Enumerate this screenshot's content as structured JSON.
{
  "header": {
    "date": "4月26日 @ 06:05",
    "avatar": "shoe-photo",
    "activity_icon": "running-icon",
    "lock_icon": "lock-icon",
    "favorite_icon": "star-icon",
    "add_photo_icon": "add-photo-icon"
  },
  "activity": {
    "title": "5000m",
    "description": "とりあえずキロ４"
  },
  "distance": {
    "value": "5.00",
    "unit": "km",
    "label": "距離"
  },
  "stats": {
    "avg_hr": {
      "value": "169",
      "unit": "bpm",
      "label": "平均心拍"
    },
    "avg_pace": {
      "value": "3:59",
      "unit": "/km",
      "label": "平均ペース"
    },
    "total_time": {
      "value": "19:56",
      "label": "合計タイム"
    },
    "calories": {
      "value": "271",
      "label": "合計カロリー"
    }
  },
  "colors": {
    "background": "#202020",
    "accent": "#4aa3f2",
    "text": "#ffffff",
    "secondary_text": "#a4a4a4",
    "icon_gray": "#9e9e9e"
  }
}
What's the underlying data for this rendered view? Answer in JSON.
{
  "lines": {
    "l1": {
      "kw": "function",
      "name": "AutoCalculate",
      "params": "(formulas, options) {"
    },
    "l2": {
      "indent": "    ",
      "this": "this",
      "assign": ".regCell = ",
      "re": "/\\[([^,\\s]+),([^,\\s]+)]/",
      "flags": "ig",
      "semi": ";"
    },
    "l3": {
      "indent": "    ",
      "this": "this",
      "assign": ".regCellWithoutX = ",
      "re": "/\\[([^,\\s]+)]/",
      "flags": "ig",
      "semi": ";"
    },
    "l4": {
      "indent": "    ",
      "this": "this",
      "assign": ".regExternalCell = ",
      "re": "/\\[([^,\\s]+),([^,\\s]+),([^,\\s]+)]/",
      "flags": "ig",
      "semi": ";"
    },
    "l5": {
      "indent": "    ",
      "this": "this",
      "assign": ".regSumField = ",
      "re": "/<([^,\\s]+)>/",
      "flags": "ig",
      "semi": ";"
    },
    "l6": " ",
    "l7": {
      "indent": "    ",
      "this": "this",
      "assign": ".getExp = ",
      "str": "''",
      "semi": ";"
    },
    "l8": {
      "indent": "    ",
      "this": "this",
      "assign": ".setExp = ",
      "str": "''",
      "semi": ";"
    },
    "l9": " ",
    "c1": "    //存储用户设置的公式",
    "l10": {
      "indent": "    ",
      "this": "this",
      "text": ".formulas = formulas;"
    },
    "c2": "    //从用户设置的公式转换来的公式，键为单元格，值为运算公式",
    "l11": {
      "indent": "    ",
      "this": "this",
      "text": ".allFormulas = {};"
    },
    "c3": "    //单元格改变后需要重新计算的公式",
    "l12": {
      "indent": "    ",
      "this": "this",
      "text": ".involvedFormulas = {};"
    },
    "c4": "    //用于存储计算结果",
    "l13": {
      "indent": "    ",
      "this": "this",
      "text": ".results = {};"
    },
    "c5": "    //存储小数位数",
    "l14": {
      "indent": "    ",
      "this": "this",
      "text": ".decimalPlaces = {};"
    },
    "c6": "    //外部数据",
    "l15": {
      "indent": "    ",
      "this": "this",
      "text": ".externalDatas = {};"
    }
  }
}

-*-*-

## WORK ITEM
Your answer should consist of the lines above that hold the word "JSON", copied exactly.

## SOLUTION FOR THIS TASK
Enumerate this screenshot's content as structured JSON.
What's the underlying data for this rendered view? Answer in JSON.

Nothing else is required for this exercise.